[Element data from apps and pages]
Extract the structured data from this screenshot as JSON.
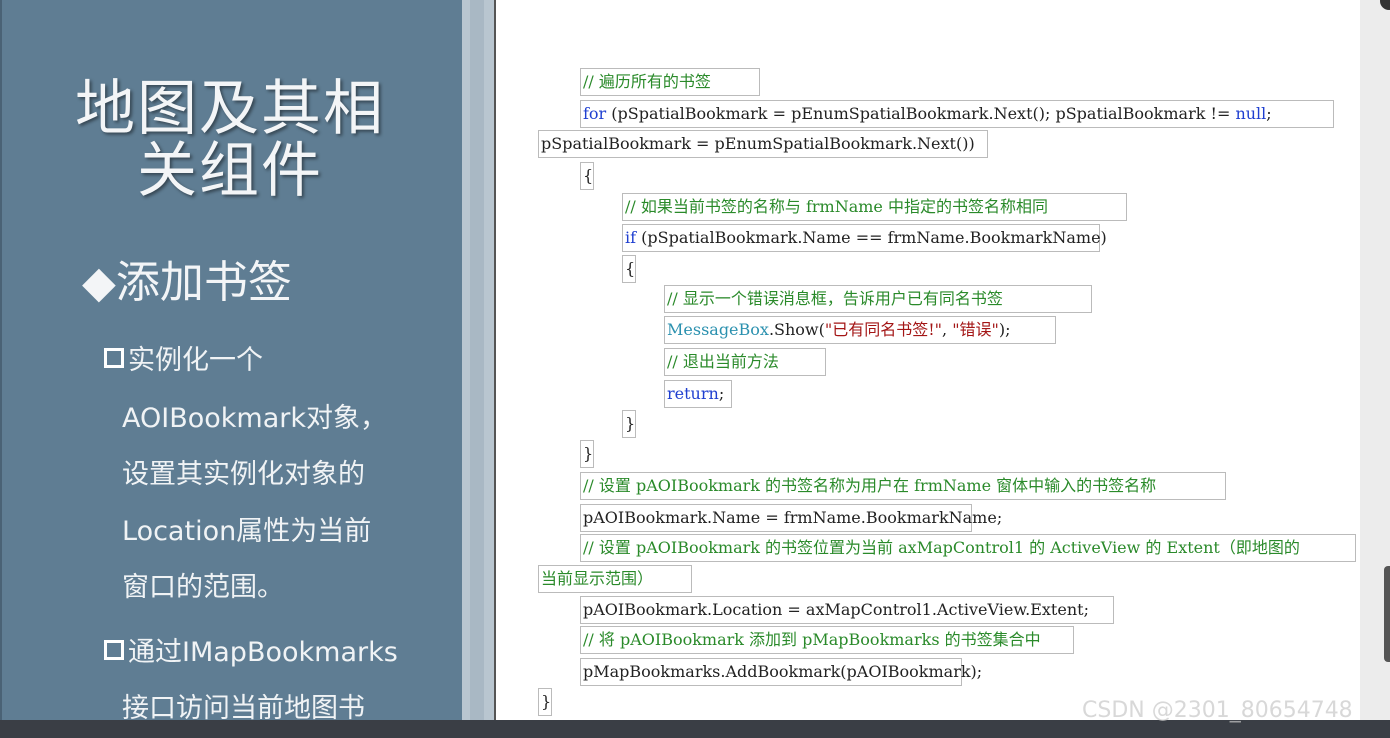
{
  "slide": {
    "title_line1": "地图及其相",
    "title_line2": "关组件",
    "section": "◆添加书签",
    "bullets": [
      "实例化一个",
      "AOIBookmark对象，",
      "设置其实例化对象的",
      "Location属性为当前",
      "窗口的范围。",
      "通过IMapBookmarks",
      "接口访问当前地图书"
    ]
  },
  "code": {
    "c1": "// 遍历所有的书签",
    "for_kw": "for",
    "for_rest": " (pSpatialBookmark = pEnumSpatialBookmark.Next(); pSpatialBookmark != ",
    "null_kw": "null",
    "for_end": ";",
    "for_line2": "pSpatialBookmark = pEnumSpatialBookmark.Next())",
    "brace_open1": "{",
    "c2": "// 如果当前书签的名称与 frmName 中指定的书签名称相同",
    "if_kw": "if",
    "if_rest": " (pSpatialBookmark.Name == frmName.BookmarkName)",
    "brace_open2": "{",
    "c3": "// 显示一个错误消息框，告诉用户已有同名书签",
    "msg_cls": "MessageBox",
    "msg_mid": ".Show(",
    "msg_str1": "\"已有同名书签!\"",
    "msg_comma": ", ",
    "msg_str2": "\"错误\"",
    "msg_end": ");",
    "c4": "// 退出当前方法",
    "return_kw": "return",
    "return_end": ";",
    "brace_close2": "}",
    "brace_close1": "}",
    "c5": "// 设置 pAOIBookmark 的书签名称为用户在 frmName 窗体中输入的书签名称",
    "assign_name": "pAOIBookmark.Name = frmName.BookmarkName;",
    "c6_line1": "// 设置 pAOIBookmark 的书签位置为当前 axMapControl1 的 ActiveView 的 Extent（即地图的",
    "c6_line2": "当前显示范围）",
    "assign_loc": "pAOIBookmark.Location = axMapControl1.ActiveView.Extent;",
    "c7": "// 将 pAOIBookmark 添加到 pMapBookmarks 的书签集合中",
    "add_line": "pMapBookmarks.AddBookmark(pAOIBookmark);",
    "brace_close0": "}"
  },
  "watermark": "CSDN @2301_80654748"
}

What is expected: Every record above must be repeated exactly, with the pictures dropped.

Solution to this problem:
Extract the structured data from this screenshot as JSON.
{
  "slide": {
    "title_line1": "地图及其相",
    "title_line2": "关组件",
    "section": "◆添加书签",
    "bullets": [
      "实例化一个",
      "AOIBookmark对象，",
      "设置其实例化对象的",
      "Location属性为当前",
      "窗口的范围。",
      "通过IMapBookmarks",
      "接口访问当前地图书"
    ]
  },
  "code": {
    "c1": "// 遍历所有的书签",
    "for_kw": "for",
    "for_rest": " (pSpatialBookmark = pEnumSpatialBookmark.Next(); pSpatialBookmark != ",
    "null_kw": "null",
    "for_end": ";",
    "for_line2": "pSpatialBookmark = pEnumSpatialBookmark.Next())",
    "brace_open1": "{",
    "c2": "// 如果当前书签的名称与 frmName 中指定的书签名称相同",
    "if_kw": "if",
    "if_rest": " (pSpatialBookmark.Name == frmName.BookmarkName)",
    "brace_open2": "{",
    "c3": "// 显示一个错误消息框，告诉用户已有同名书签",
    "msg_cls": "MessageBox",
    "msg_mid": ".Show(",
    "msg_str1": "\"已有同名书签!\"",
    "msg_comma": ", ",
    "msg_str2": "\"错误\"",
    "msg_end": ");",
    "c4": "// 退出当前方法",
    "return_kw": "return",
    "return_end": ";",
    "brace_close2": "}",
    "brace_close1": "}",
    "c5": "// 设置 pAOIBookmark 的书签名称为用户在 frmName 窗体中输入的书签名称",
    "assign_name": "pAOIBookmark.Name = frmName.BookmarkName;",
    "c6_line1": "// 设置 pAOIBookmark 的书签位置为当前 axMapControl1 的 ActiveView 的 Extent（即地图的",
    "c6_line2": "当前显示范围）",
    "assign_loc": "pAOIBookmark.Location = axMapControl1.ActiveView.Extent;",
    "c7": "// 将 pAOIBookmark 添加到 pMapBookmarks 的书签集合中",
    "add_line": "pMapBookmarks.AddBookmark(pAOIBookmark);",
    "brace_close0": "}"
  },
  "watermark": "CSDN @2301_80654748"
}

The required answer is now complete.